(WHAT THIS TASK INVOLVES)
Search term "visible": copy each line of the records that contains it.

(EXTRACTED MATERIAL)
-------------------------
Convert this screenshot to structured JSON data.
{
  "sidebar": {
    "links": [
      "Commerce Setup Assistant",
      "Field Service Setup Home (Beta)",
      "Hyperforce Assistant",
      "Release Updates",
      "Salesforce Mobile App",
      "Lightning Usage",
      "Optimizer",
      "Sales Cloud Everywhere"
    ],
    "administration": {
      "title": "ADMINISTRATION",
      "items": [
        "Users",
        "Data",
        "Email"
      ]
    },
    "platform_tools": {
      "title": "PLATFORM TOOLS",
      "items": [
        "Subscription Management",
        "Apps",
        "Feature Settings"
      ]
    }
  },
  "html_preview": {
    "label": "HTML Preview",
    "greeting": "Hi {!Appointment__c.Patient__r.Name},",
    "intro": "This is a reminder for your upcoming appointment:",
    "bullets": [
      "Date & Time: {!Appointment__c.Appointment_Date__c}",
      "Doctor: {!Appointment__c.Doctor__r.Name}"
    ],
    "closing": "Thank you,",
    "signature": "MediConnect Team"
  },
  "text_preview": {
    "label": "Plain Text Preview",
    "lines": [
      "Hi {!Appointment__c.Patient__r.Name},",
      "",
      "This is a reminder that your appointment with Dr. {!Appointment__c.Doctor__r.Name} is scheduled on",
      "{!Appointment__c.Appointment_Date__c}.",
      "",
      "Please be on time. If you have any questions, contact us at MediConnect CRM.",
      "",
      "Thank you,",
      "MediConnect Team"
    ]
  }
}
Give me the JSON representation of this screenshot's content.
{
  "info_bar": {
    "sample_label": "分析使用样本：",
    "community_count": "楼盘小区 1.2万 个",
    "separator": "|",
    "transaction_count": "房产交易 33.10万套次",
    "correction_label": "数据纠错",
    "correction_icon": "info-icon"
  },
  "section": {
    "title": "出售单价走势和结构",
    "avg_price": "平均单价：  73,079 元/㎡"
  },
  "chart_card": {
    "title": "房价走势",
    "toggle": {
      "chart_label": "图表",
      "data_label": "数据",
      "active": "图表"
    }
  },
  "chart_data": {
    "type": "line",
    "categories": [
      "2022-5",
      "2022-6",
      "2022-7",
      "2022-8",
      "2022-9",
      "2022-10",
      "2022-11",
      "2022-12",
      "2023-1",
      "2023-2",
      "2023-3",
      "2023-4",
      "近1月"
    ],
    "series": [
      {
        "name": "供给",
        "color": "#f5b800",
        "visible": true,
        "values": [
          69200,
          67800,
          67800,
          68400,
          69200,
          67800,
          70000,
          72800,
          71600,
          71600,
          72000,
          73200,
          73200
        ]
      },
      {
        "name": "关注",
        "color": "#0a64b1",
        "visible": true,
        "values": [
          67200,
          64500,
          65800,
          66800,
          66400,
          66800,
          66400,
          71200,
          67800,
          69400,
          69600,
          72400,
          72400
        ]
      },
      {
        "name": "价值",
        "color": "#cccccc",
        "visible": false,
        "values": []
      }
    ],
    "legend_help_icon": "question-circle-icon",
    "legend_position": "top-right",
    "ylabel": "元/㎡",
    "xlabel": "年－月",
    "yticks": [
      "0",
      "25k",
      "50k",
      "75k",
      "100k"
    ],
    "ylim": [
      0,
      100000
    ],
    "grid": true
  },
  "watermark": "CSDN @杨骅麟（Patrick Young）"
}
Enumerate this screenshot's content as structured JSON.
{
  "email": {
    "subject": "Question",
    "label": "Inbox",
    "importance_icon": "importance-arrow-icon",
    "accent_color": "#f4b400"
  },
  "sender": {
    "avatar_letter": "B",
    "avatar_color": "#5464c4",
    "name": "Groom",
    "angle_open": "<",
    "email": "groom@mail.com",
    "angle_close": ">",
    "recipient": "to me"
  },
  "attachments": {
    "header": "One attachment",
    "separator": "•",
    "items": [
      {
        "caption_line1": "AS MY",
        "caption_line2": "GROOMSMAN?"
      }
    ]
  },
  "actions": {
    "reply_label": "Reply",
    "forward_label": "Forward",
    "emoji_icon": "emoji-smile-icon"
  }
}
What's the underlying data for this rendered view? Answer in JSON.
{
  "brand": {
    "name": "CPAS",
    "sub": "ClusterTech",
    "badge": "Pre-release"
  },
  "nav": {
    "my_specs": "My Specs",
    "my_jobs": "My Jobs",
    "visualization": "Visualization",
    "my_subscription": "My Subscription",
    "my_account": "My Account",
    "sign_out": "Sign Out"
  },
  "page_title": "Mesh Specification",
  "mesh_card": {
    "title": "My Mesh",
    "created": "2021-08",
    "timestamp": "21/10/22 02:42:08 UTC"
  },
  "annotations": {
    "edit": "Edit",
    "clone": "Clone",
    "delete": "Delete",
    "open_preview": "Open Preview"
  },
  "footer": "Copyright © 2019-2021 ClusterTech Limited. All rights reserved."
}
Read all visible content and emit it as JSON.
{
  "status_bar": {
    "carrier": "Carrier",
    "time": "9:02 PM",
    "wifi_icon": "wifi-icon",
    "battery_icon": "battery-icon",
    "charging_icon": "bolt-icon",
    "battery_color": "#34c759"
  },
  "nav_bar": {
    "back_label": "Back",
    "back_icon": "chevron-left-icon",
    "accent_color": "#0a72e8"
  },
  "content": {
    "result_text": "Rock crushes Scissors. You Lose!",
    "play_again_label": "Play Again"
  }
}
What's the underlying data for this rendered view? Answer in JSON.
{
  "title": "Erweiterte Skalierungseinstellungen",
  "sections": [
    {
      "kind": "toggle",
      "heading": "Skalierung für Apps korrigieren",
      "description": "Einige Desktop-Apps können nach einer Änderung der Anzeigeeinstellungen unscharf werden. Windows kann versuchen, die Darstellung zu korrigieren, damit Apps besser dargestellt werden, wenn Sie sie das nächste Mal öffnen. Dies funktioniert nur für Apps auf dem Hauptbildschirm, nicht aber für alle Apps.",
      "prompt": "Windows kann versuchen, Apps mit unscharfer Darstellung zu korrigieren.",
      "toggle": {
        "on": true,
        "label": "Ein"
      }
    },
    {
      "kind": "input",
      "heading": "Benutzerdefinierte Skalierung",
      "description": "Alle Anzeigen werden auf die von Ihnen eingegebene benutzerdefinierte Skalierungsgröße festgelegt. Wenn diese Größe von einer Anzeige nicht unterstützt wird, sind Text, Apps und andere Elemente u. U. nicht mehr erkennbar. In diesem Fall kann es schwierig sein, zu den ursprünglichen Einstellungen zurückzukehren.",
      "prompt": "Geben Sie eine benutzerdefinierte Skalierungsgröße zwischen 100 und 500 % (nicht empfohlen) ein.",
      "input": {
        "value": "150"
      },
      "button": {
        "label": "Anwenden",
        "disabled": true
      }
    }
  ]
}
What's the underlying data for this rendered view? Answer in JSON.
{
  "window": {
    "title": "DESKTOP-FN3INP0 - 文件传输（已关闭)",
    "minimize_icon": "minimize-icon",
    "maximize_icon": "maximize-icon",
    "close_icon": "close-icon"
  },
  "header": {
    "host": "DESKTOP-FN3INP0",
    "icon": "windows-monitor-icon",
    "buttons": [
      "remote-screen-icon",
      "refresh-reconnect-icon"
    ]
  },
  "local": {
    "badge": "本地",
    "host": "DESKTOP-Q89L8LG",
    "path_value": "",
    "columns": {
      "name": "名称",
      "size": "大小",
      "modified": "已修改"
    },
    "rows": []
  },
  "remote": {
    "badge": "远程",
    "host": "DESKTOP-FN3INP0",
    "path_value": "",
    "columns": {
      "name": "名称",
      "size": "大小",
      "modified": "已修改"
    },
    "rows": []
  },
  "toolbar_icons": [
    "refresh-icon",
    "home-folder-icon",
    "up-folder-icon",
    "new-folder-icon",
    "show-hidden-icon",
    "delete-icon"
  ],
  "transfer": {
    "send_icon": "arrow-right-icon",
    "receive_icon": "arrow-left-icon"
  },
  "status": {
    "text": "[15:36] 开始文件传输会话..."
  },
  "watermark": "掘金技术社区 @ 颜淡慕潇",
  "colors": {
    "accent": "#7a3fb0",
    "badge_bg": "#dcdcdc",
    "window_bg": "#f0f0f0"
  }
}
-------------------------
(OUTPUT)
        "visible": true,
        "visible": true,
        "visible": false,
Read all visible content and emit it as JSON.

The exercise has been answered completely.